Observation is an essential component of teaching. By simply observing a child, you can gather a wealth of information about their development, understand the ways in which they learn best, and tailor lesson plans and educational activities to their needs.
Assessment in infant, toddler, preschool, or even elementary programs, is not about scoring a child with tests. Rather than observing them at play and getting in the way, children are able to interact with other children. Many states require early childhood education programs to have an assessment record for each child. Our helpful charts and checklists can be used as a guide.
Ensure the needs of each child in your classroom are being met with our observation and assessment resources below.
Observation is especially critical before a child can communicate with words. Taking note of what engages or interests a child will enable teachers and caregivers to build strong relationships. These positive relationships support development and learning.
Growth in cognitive, physical, communication, and social-emotional development should be documented over time to identify areas in which a child is struggling.
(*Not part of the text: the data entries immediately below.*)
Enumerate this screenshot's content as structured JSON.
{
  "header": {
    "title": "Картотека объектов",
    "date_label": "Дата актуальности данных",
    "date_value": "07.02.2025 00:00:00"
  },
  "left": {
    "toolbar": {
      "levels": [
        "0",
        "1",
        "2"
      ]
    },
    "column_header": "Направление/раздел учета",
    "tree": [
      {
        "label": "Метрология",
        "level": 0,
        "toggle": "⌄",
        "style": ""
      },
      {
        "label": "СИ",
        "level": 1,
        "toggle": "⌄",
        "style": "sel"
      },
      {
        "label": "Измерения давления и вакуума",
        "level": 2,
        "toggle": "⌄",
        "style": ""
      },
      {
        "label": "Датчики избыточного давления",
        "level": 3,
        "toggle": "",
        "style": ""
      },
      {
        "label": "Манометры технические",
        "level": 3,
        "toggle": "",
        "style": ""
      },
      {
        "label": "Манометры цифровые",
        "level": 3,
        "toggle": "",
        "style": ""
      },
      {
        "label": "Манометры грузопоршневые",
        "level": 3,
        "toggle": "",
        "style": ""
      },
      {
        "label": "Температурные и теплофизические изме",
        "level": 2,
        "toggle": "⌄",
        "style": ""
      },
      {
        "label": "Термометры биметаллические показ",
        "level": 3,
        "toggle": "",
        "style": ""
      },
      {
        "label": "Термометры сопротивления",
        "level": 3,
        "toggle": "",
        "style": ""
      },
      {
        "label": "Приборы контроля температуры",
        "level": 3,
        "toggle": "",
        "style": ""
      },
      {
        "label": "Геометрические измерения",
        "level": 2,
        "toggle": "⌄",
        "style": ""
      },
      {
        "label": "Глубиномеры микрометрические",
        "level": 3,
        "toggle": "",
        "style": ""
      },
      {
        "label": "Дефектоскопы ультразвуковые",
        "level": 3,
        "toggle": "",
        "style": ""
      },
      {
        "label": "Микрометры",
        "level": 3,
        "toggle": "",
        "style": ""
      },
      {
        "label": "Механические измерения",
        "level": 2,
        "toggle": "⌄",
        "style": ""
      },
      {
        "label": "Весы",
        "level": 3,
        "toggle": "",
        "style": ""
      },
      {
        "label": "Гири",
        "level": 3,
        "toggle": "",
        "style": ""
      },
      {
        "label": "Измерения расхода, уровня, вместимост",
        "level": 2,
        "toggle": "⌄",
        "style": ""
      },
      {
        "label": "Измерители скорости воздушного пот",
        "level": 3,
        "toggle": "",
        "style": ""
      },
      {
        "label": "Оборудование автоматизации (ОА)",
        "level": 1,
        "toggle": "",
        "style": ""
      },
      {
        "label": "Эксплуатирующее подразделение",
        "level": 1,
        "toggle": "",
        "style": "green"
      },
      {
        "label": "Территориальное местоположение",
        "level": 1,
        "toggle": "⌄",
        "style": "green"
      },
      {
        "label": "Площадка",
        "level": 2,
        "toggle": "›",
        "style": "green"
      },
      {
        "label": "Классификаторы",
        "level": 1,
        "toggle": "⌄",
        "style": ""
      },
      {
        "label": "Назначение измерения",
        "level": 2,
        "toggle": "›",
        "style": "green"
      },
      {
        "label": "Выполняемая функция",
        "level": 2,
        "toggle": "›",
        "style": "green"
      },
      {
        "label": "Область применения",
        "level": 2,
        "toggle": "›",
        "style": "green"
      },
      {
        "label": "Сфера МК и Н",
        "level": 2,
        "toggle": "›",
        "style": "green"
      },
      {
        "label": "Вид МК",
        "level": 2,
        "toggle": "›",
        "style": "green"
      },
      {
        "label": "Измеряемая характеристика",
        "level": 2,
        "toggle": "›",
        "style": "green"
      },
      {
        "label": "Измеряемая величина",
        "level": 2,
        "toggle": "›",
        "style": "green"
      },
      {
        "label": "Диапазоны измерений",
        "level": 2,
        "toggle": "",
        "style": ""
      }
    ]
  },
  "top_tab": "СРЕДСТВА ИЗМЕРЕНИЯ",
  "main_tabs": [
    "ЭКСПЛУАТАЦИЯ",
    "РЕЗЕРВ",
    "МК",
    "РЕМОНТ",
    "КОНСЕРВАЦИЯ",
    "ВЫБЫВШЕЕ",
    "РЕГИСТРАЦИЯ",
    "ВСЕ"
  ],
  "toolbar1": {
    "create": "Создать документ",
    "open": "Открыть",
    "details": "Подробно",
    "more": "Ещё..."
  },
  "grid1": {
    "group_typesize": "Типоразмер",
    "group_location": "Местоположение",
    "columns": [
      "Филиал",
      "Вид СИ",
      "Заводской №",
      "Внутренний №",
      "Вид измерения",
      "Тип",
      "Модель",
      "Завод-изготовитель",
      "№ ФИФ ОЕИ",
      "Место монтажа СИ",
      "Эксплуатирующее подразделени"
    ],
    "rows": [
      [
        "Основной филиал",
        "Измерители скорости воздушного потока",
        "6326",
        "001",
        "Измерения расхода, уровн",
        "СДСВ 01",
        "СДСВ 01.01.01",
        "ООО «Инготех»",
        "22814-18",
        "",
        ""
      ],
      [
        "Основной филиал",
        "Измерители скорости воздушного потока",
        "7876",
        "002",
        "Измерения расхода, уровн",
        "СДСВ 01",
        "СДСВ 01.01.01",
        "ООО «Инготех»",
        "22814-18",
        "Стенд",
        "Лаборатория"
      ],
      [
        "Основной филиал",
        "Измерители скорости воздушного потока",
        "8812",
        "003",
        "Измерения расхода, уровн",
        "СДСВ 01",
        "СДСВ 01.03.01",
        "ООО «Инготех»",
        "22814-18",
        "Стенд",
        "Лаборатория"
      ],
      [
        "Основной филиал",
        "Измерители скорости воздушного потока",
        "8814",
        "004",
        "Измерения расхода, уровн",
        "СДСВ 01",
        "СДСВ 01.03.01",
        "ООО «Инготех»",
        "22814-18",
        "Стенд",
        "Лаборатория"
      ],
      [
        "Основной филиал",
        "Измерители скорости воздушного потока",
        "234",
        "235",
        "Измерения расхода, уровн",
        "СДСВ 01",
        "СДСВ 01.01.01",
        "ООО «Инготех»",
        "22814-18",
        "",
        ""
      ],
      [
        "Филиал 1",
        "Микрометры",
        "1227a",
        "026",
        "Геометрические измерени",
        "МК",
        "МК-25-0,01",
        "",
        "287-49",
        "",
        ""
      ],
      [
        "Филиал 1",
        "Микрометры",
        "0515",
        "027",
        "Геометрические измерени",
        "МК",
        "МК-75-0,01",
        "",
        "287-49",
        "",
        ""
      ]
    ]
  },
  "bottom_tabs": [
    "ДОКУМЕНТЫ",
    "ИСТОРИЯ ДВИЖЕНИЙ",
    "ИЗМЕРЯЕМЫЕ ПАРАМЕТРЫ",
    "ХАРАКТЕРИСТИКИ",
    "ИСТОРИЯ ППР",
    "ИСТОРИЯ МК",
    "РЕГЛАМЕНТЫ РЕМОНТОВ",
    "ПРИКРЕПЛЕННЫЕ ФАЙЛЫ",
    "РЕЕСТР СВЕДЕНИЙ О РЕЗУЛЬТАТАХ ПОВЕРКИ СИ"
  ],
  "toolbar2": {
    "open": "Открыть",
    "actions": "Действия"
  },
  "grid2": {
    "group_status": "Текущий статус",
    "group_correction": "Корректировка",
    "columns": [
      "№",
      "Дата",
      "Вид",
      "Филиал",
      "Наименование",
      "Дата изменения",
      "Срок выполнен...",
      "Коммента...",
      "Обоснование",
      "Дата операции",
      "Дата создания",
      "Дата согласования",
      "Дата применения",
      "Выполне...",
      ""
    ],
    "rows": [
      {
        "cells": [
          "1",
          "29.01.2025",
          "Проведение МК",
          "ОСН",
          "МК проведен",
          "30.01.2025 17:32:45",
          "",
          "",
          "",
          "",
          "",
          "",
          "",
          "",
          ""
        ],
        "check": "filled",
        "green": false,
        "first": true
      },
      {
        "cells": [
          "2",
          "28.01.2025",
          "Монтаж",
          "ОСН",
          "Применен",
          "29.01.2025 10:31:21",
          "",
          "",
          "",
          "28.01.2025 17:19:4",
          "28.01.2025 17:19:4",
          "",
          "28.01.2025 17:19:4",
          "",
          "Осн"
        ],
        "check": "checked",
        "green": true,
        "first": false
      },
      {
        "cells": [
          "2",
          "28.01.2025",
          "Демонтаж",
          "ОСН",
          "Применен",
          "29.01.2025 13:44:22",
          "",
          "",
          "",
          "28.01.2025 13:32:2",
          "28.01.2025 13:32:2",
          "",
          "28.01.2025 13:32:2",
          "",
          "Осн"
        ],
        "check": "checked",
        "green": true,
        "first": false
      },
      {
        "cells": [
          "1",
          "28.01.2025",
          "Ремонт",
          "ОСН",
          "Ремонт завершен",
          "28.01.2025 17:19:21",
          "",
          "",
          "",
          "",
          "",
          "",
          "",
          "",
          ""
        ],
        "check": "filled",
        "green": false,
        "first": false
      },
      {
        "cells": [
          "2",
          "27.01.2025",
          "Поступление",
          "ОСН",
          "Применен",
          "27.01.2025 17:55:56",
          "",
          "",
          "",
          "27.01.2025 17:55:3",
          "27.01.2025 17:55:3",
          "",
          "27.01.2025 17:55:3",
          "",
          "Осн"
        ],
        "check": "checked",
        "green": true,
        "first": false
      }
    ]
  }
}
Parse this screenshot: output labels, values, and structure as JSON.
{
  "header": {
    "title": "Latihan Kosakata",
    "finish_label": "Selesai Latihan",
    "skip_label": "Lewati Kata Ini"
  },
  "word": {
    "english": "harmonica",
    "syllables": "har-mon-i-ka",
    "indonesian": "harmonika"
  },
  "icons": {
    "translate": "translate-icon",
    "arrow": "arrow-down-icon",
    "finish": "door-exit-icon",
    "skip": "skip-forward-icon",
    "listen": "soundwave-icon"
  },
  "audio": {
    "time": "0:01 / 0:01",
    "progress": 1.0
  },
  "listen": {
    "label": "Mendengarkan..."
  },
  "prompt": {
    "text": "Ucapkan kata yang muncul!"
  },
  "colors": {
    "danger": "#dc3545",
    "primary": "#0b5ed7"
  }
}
Our books explain how to observe, what to look out for, how to keep records, how to discuss observations with parents and how to use your observations and assessment to provide additional support.